#### [Task requirements]
Reproduce nothing but the lines from the one with "Serialize everything readable" down to the last line of the data below.
********
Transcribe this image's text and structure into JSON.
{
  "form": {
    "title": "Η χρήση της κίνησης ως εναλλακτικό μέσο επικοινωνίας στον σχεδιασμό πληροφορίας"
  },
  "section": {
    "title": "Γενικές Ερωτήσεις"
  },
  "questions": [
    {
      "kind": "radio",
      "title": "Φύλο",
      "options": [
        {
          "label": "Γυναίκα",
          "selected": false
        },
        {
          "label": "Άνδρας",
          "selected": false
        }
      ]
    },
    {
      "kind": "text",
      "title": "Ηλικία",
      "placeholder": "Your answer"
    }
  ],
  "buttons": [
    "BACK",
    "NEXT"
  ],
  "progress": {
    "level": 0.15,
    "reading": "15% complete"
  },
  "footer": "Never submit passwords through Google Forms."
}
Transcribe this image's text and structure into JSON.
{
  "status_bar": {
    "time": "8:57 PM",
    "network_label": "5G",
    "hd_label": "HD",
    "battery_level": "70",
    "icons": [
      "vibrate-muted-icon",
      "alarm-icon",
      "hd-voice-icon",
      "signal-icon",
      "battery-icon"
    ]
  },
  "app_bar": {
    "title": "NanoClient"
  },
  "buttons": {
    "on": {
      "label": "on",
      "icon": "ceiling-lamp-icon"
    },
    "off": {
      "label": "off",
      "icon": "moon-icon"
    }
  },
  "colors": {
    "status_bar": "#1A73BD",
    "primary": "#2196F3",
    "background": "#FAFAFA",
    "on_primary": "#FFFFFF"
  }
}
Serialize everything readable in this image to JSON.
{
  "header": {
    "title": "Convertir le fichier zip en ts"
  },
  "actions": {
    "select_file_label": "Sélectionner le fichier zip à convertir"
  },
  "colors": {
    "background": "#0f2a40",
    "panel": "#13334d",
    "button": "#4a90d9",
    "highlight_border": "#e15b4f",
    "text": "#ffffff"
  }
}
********
#### [Solution to this exercise]
Serialize everything readable in this image to JSON.
{
  "header": {
    "title": "Convertir le fichier zip en ts"
  },
  "actions": {
    "select_file_label": "Sélectionner le fichier zip à convertir"
  },
  "colors": {
    "background": "#0f2a40",
    "panel": "#13334d",
    "button": "#4a90d9",
    "highlight_border": "#e15b4f",
    "text": "#ffffff"
  }
}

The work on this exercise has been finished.